Thursday, January 03, 2013

Notes on the TURKTRUST fiasco

Yet again a Certificate Authority failed, allowing a hacker or government to spy on SSL connections. I thought I'd write up some notes. I'll likely update this post over the next couple days as more info becomes available.

The most important thing to remember is there is no evidence of maliciousness. The CA fail appears to have been accidental. More importantly, the MitM may also have been accidental. This incident will be used by those beating the "state sponsored hacking" drum, so I thought I'd point out that as of today (Jan 3 2013) no evidence exists to support that conclusion.

The incident was first detected by Google. Their blogpost says that Chrome detected the issue. That's interesting, because it implies that Chrome has some ability to detect (and report back to Google) attempts to MitM connections to
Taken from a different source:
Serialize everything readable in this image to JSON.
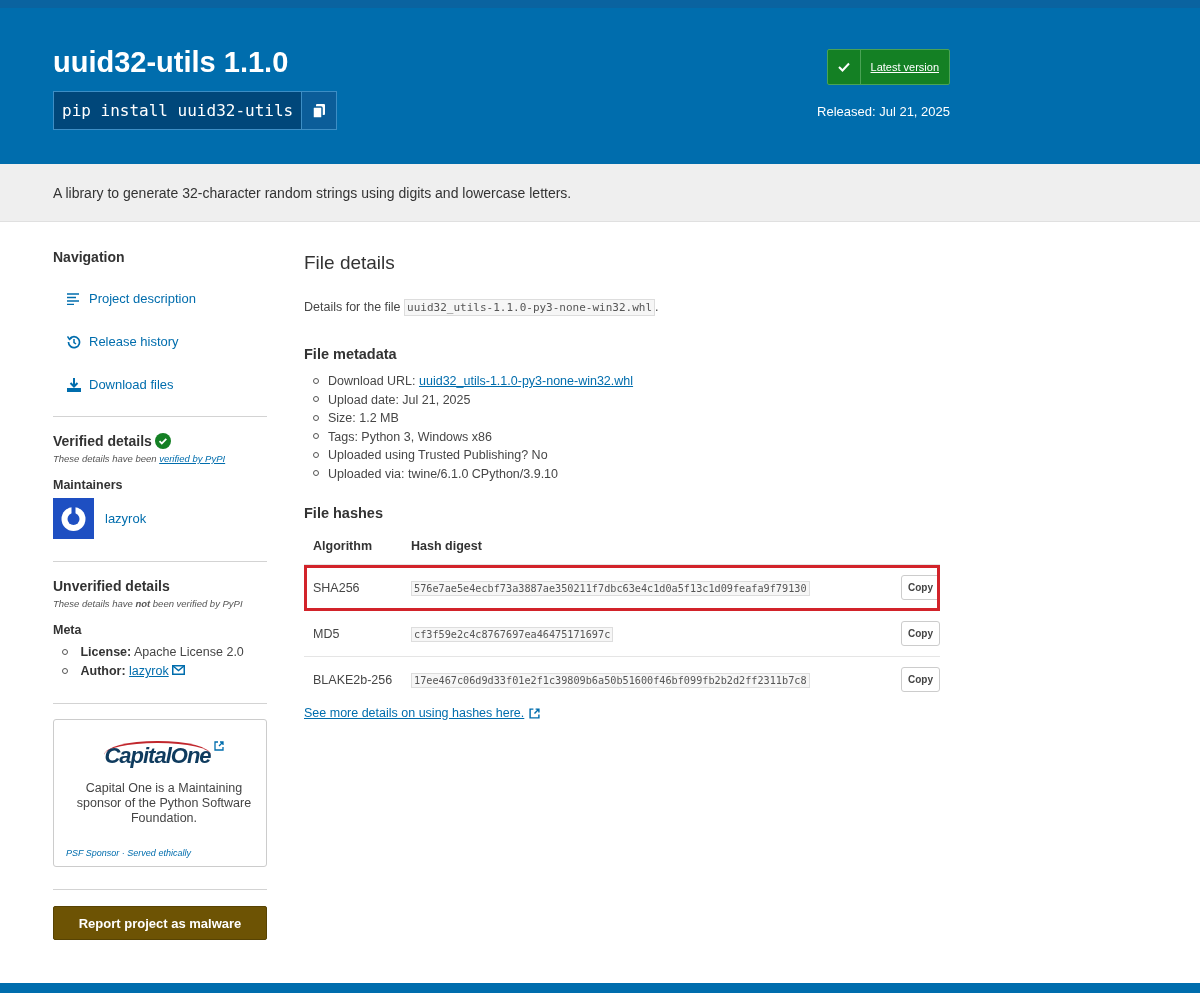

Microsoft and Mozilla reported advisories on this. The three major browsers (Chrome, Firefox, IE) have added filters preventing the bad certificates from being used. In addition, they have paused adding support for TURKTRUST's new certificates. None of these three have yet (Jan 3 2013) removed the old TURKTRUST certificate.

This post in the Mozilla forum appears to be from TURKTRUST. It describes the details supporting their claim that the granting of those two certificates was an accidental error that is unlikely to be repeated. These details are quite plausible.

That post also describes how the bad certificate was added to a Checkpoint firewall. These firewalls have the ability to do MitM HTTPS interception for legitimate purposes, but normally would require installing a self-signed certificate on all the desktops behind the firewall. This page at Checkpoint and this video discusses their HTTPS inspection capabilities.

I don't have enough experience with Checkpoint firewalls, but after looking at the details, this seems like a plausible scenario. It's quite possible that the MitM was essentially accidental. This is especially true when looking at it from the other point of view. Google Chrome hoovers up a ton of information from hundreds of millions of machines. When somebody misconfigures a firewall, Google is going to notice. Google is going to regularly report harmless Internet oddities that otherwise would've gone unnoticed before.

Microsoft published information about the offending certificate, which is discussed here. Someone decoded the certificate blob and posted it on pastebin. This appears to be the sort of thing the Checkpoint auto-generated certificate looks like, such as being valid for only one month.

1 comment:

Neversphere said...

Chrome has a feature called certificate pinning which ensures that certs for certain sites must be issued from a whitelisted ca.


Quick overview: